We have become weary from the constant flow of reports about mass shooting incidents all over the country. A mass shooting is categorized as an incident where the shooter injures or kills at least three victims. Currently, there is an average of more than one of these incidents per day in America. Even though this has become normalized in our society, thinking about it is still mind-boggling.
We’re №1, We’re №1, We’re №1 !
There are several social conditions in America where we can claim to be number one in the world. They are:
- Highest percentage of obese citizens
- Highest average tuition cost for access to colleges and universities
- Highest per capita cost by a large margin for health care services
- Highest suicide rates per 100,000 people of all developed nations
- Most guns in possession of private citizens in the world
- Most gun related deaths per capita of all developed nations
This is probably not even a comprehensive list for what America can claim to be number one in the world. There is certainly is not an item on this list that would be something to be proud of. Can we do better?

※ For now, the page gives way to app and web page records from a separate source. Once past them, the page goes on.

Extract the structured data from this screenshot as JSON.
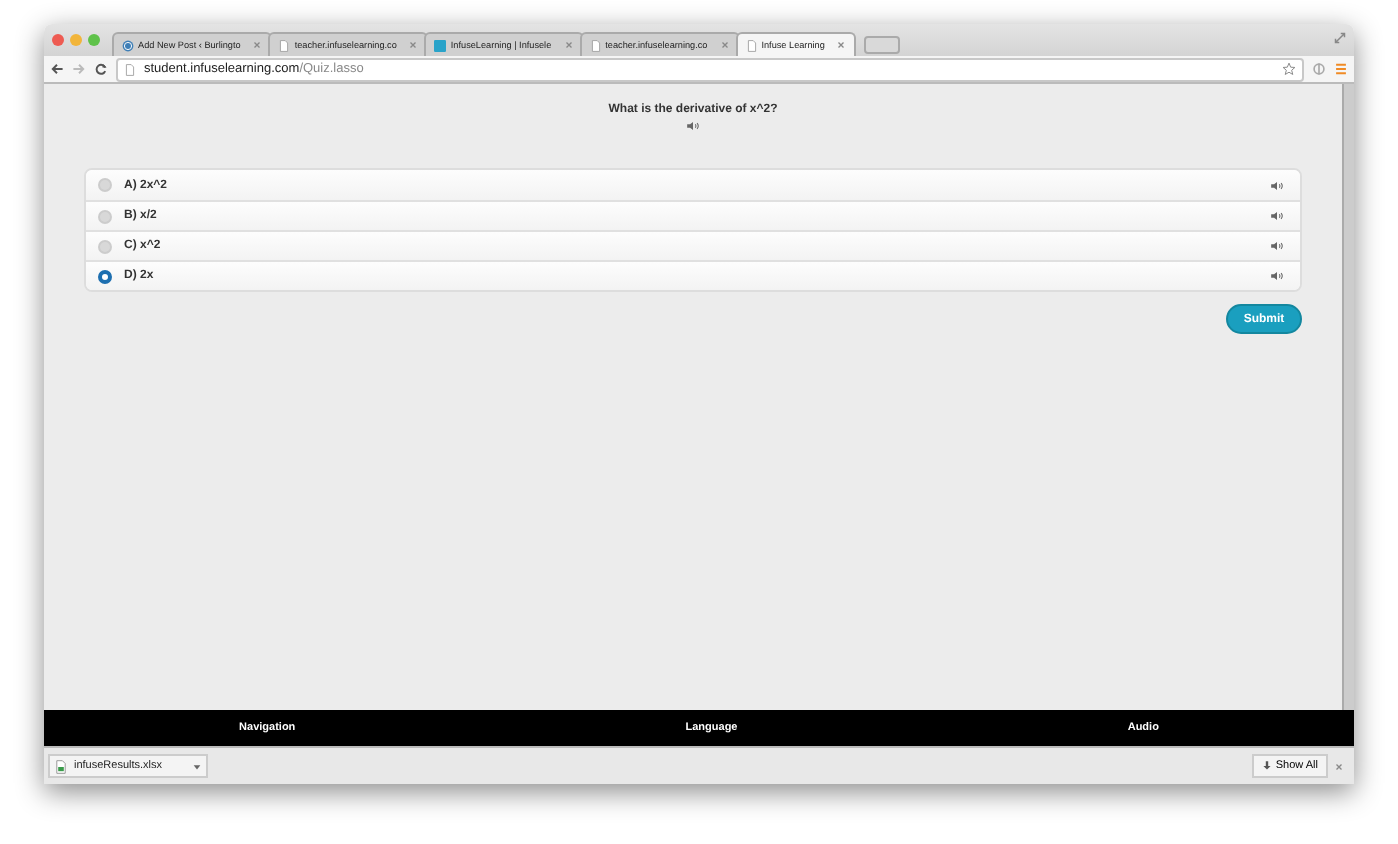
{
  "tabs": [
    {
      "title": "Add New Post ‹ Burlingto",
      "kind": "globe",
      "selected": false
    },
    {
      "title": "teacher.infuselearning.co",
      "kind": "page",
      "selected": false
    },
    {
      "title": "InfuseLearning | Infusele",
      "kind": "site",
      "selected": false
    },
    {
      "title": "teacher.infuselearning.co",
      "kind": "page",
      "selected": false
    },
    {
      "title": "Infuse Learning",
      "kind": "page",
      "selected": true
    }
  ],
  "address_bar": {
    "host": "student.infuselearning.com",
    "path": "/Quiz.lasso"
  },
  "question": {
    "text": "What is the derivative of x^2?"
  },
  "answers": [
    {
      "label": "A) 2x^2",
      "selected": false
    },
    {
      "label": "B) x/2",
      "selected": false
    },
    {
      "label": "C) x^2",
      "selected": false
    },
    {
      "label": "D) 2x",
      "selected": true
    }
  ],
  "submit_button": "Submit",
  "footer": [
    "Navigation",
    "Language",
    "Audio"
  ],
  "download_bar": {
    "file": "infuseResults.xlsx",
    "show_all": "Show All"
  }
}
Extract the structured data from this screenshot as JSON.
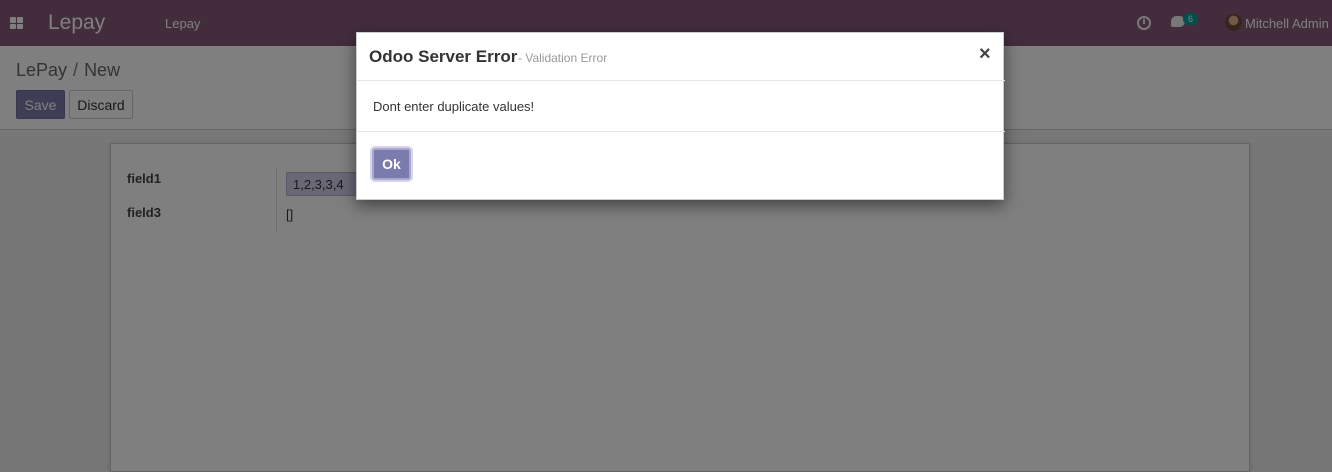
{
  "navbar": {
    "app_name": "Lepay",
    "menu_item": "Lepay",
    "activity_icon": "clock-icon",
    "messaging_icon": "chat-icon",
    "message_count": "6",
    "user_name": "Mitchell Admin"
  },
  "control_panel": {
    "breadcrumb_parent": "LePay",
    "breadcrumb_separator": "/",
    "breadcrumb_current": "New",
    "save_label": "Save",
    "discard_label": "Discard"
  },
  "form": {
    "field1_label": "field1",
    "field1_value": "1,2,3,3,4",
    "field3_label": "field3",
    "field3_value": "[]"
  },
  "dialog": {
    "title": "Odoo Server Error",
    "subtitle": "- Validation Error",
    "close_glyph": "×",
    "message": "Dont enter duplicate values!",
    "ok_label": "Ok"
  },
  "colors": {
    "navbar": "#875a7b",
    "primary_button": "#7c7bad",
    "badge": "#00a09d"
  }
}
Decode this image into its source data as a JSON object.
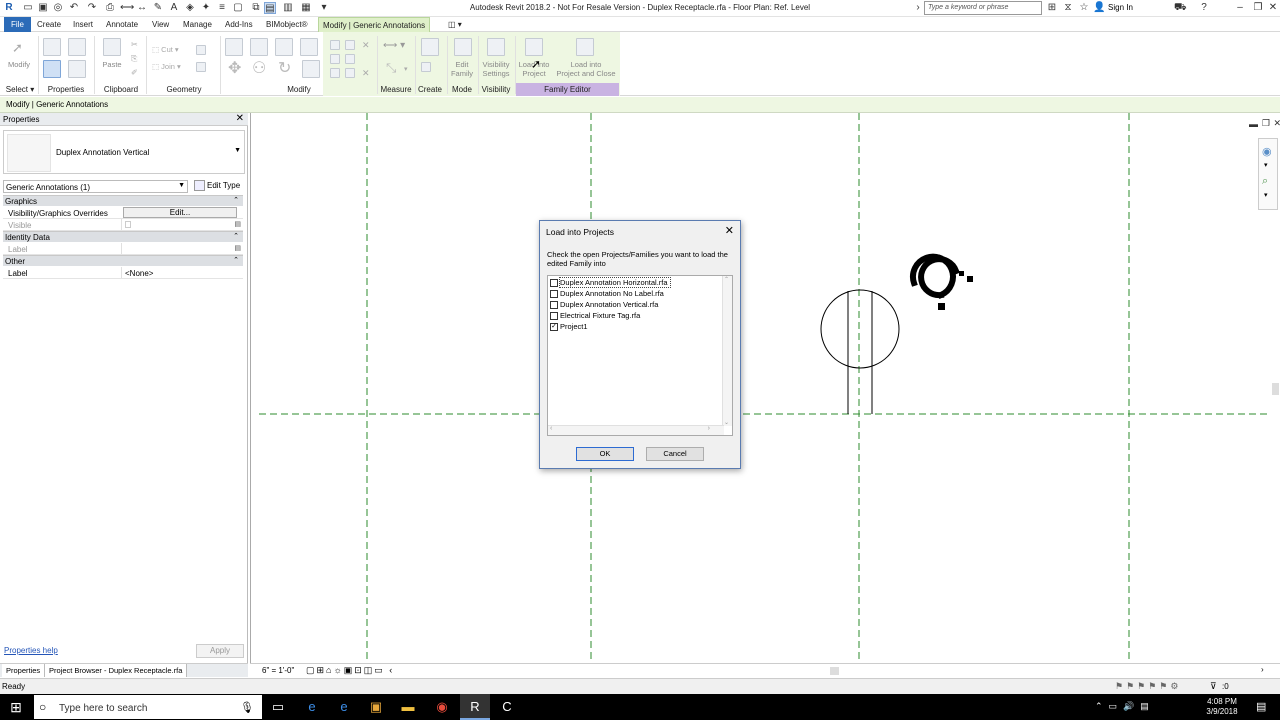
{
  "window": {
    "title": "Autodesk Revit 2018.2 - Not For Resale Version -    Duplex Receptacle.rfa - Floor Plan: Ref. Level",
    "search_placeholder": "Type a keyword or phrase",
    "sign_in": "Sign In"
  },
  "ribbon": {
    "tabs": [
      "File",
      "Create",
      "Insert",
      "Annotate",
      "View",
      "Manage",
      "Add-Ins",
      "BIMobject®",
      "Modify | Generic Annotations"
    ],
    "buttons": {
      "modify": "Modify",
      "paste": "Paste",
      "cut": "Cut",
      "join": "Join",
      "edit_family": "Edit\nFamily",
      "visibility_settings": "Visibility\nSettings",
      "load_into_project": "Load into\nProject",
      "load_into_project_close": "Load into\nProject and Close"
    },
    "panels": [
      "Select ▾",
      "Properties",
      "Clipboard",
      "Geometry",
      "Modify",
      "Measure",
      "Create",
      "Mode",
      "Visibility",
      "Family Editor"
    ]
  },
  "options_bar": {
    "context": "Modify | Generic Annotations"
  },
  "properties": {
    "title": "Properties",
    "type_name": "Duplex Annotation Vertical",
    "instance_filter": "Generic Annotations (1)",
    "edit_type": "Edit Type",
    "groups": [
      {
        "name": "Graphics",
        "rows": [
          {
            "key": "Visibility/Graphics Overrides",
            "value": "Edit...",
            "button": true
          },
          {
            "key": "Visible",
            "value": "",
            "dim": true
          }
        ]
      },
      {
        "name": "Identity Data",
        "rows": [
          {
            "key": "Label",
            "value": "",
            "dim": true
          }
        ]
      },
      {
        "name": "Other",
        "rows": [
          {
            "key": "Label",
            "value": "<None>"
          }
        ]
      }
    ],
    "help_link": "Properties help",
    "apply": "Apply"
  },
  "panel_tabs": [
    "Properties",
    "Project Browser - Duplex Receptacle.rfa"
  ],
  "view_bar": {
    "scale": "6\" = 1'-0\""
  },
  "status": {
    "text": "Ready",
    "count": ":0"
  },
  "dialog": {
    "title": "Load into Projects",
    "message": "Check the open Projects/Families you want to load the edited Family into",
    "items": [
      {
        "label": "Duplex Annotation Horizontal.rfa",
        "checked": false,
        "focused": true
      },
      {
        "label": "Duplex Annotation No Label.rfa",
        "checked": false
      },
      {
        "label": "Duplex Annotation Vertical.rfa",
        "checked": false
      },
      {
        "label": "Electrical Fixture Tag.rfa",
        "checked": false
      },
      {
        "label": "Project1",
        "checked": true
      }
    ],
    "ok": "OK",
    "cancel": "Cancel"
  },
  "taskbar": {
    "search_placeholder": "Type here to search",
    "time": "4:08 PM",
    "date": "3/9/2018"
  },
  "colors": {
    "file_tab": "#2b6bb8",
    "context_tab": "#dff0c9",
    "family_editor_panel": "#c9b3e2",
    "ref_plane": "#2e8b2e"
  }
}
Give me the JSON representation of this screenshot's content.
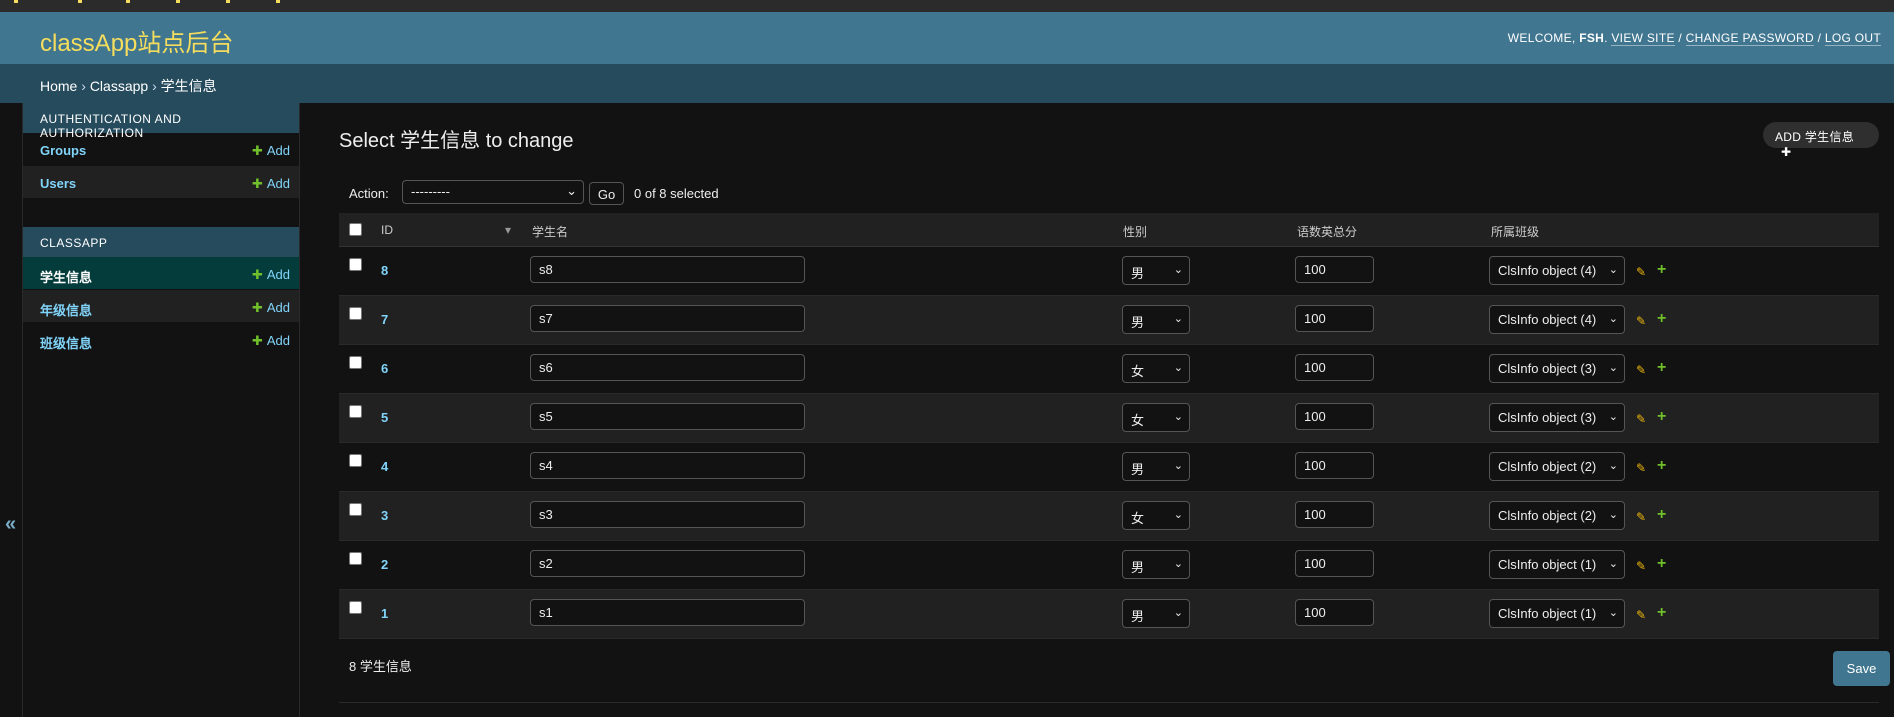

I have addressed 13 factors in this commentary that I believe clearly show a worrisome trend direction for America’s future. I am confident readers can think of several more, and some of them may be more critical than what I have included. But I think what I have shared is enough to raise a lot of concern from any socially observant citizen. So, I have to pose the following question in closing. Are we willing and able to do anything at this time to address these concerns?